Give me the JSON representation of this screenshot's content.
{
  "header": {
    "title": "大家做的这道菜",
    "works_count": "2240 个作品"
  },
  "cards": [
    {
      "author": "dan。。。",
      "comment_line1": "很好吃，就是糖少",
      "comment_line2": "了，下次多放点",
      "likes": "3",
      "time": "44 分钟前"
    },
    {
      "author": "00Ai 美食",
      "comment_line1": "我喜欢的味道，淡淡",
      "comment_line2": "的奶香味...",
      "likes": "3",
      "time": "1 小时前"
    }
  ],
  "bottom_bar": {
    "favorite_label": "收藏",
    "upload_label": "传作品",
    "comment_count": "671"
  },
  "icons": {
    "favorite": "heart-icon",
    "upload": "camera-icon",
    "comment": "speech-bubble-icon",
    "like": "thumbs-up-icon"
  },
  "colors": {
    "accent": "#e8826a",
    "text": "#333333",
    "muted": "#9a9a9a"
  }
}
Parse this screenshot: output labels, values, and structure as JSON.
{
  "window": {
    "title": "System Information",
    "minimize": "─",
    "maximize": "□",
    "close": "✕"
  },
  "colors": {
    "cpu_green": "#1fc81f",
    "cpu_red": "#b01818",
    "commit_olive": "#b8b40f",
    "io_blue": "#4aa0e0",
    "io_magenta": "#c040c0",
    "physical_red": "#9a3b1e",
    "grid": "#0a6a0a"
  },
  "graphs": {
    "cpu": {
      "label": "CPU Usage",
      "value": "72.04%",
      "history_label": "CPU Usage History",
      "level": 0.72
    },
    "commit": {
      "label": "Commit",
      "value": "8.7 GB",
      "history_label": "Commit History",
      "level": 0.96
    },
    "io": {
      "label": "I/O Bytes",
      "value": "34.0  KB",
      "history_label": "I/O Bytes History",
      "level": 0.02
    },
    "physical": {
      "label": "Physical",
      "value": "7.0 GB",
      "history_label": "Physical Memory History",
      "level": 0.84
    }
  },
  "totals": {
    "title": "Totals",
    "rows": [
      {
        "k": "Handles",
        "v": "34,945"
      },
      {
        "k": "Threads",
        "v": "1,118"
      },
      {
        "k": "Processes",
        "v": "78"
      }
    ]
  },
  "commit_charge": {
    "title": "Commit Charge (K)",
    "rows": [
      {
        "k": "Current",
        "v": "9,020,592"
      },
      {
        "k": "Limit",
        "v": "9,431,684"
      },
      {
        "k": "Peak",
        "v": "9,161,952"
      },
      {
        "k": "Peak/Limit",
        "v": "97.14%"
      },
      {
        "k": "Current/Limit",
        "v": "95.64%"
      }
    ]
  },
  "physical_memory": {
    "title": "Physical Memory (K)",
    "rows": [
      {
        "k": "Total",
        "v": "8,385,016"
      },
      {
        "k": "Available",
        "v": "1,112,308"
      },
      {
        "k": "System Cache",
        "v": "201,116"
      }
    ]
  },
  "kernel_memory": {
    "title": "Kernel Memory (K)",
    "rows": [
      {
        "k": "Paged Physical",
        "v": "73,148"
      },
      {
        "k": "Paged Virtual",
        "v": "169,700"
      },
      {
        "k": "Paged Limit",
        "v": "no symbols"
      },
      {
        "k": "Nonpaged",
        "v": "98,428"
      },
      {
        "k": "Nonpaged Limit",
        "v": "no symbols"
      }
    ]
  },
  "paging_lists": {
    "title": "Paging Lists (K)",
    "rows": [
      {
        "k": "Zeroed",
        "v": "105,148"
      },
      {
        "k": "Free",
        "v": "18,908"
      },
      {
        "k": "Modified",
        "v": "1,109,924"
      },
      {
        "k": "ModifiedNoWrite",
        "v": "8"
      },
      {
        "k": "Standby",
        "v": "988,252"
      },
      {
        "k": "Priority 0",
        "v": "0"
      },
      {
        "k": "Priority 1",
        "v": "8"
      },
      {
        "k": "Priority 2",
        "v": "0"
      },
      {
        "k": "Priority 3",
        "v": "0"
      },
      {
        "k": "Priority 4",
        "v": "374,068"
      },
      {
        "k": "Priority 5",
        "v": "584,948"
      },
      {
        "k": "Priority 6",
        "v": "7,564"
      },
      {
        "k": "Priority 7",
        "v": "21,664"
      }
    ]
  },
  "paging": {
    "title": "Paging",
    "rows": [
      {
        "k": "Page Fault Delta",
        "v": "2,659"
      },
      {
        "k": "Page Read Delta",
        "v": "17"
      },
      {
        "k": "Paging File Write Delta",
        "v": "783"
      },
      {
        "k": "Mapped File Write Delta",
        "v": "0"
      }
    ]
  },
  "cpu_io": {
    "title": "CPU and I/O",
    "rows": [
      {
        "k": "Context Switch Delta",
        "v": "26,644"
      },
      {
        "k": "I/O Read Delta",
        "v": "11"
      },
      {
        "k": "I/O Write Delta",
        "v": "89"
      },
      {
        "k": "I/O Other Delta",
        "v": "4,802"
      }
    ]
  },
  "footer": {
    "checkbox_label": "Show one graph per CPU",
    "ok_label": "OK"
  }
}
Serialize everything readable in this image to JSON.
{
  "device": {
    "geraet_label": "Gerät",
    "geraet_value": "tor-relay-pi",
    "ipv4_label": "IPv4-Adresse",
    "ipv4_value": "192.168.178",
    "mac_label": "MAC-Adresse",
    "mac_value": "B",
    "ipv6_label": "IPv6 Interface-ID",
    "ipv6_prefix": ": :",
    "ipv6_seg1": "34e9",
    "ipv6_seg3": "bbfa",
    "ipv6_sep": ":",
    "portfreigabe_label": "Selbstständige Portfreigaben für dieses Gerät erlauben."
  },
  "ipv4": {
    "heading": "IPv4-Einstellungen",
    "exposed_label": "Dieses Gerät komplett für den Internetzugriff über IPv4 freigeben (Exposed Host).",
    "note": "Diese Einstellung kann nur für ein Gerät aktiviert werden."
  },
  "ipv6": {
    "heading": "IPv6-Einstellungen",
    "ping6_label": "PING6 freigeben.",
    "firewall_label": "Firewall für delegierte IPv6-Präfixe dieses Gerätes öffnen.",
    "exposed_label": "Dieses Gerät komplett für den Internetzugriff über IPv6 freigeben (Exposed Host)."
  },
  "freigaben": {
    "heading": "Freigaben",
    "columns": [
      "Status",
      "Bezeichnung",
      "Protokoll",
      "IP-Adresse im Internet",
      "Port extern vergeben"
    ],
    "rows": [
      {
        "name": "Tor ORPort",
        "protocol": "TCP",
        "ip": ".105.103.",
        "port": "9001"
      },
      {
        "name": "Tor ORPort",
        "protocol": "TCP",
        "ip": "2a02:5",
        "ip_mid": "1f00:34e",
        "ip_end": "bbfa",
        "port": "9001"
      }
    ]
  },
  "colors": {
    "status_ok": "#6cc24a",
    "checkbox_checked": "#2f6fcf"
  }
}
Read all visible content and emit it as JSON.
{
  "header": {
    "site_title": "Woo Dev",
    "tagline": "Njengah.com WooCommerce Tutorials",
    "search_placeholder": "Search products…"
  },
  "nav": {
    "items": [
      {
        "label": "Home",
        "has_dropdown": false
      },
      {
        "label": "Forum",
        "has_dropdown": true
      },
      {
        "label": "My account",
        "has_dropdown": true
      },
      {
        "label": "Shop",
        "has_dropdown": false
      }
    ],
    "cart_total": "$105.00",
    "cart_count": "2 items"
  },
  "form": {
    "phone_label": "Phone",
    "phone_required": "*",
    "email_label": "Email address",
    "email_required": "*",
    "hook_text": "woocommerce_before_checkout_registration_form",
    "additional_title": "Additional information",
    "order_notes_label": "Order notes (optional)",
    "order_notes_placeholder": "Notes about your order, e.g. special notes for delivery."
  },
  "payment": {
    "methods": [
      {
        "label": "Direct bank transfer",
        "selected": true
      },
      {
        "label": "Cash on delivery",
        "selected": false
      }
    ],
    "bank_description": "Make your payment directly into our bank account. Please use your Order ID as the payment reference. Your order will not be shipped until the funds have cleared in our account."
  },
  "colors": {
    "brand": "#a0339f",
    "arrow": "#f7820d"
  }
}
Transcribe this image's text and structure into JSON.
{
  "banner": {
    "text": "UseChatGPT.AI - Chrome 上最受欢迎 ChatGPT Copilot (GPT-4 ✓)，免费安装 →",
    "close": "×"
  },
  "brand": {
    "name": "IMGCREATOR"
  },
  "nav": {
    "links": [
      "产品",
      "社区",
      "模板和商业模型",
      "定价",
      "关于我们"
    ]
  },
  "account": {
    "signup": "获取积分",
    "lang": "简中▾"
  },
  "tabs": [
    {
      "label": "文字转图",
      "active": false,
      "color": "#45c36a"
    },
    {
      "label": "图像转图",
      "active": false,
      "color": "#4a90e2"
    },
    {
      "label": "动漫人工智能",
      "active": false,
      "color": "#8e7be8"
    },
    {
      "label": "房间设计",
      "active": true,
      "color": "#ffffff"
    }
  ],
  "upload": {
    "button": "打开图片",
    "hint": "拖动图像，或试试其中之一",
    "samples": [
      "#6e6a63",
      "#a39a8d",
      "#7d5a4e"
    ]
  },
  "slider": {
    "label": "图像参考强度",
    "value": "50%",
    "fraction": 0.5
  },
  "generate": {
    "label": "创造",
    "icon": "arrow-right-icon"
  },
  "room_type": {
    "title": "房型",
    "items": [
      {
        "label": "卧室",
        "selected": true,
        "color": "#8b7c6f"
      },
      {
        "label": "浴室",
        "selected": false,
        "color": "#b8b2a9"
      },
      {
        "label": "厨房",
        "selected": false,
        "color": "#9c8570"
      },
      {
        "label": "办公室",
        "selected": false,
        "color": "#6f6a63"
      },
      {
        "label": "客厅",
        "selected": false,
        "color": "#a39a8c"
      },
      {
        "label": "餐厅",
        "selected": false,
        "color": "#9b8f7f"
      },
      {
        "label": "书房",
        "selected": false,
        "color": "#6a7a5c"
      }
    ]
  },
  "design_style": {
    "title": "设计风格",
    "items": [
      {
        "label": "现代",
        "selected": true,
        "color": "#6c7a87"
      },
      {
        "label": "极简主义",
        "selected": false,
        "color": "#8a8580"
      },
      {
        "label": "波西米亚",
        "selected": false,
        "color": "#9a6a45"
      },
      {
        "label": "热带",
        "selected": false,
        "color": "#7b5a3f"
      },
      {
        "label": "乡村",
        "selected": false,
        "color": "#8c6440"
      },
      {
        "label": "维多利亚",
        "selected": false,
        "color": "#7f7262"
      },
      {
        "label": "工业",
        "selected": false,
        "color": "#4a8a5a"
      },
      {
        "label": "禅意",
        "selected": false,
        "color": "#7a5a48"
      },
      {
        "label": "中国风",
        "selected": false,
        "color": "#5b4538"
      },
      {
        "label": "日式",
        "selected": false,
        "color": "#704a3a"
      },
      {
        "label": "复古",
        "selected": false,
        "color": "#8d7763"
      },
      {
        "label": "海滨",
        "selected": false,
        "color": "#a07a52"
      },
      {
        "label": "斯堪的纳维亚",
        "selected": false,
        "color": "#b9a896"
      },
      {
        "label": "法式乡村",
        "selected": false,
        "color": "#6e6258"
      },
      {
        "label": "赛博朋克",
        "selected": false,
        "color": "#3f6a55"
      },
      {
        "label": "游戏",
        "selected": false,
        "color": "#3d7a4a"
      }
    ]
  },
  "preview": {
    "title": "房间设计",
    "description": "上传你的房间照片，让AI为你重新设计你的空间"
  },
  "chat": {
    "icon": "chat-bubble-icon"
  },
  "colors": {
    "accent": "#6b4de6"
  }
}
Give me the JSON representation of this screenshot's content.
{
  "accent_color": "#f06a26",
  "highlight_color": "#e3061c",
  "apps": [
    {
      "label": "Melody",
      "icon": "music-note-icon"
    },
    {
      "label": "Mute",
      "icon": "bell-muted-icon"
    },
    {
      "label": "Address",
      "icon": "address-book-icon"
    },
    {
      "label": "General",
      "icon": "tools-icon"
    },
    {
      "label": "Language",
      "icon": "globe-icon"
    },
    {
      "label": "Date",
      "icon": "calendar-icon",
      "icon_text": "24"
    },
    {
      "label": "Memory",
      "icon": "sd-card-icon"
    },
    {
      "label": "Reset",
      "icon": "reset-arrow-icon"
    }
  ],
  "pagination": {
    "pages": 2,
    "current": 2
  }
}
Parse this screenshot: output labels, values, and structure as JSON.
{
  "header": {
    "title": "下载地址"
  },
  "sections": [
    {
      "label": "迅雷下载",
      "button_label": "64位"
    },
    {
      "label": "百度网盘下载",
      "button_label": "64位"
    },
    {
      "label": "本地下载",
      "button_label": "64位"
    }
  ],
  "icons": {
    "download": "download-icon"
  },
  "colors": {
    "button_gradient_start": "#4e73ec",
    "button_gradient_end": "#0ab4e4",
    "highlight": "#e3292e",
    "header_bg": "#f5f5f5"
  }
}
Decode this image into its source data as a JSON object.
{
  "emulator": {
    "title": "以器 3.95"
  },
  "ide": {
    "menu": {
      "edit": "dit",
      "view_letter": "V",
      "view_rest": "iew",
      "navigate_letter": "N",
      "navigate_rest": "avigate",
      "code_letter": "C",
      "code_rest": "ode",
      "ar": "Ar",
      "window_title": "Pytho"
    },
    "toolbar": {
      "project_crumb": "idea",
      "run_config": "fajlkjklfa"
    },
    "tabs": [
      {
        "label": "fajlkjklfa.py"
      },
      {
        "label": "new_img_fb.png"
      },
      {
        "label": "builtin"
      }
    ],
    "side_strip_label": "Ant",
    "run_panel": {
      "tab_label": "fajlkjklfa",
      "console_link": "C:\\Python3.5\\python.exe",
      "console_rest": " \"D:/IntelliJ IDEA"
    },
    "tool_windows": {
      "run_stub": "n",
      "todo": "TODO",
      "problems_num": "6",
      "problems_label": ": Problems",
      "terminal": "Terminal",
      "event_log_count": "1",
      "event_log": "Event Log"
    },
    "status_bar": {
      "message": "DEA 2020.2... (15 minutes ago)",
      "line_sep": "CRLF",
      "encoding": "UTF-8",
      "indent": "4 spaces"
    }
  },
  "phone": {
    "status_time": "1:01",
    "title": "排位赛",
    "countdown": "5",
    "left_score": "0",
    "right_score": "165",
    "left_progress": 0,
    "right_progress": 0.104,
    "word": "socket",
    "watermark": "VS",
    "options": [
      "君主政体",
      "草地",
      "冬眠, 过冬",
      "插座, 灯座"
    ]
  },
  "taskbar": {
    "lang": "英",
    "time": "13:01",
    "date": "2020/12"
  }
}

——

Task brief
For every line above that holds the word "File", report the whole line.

Task solution
        "k": "Paging File Write Delta",
        "k": "Mapped File Write Delta",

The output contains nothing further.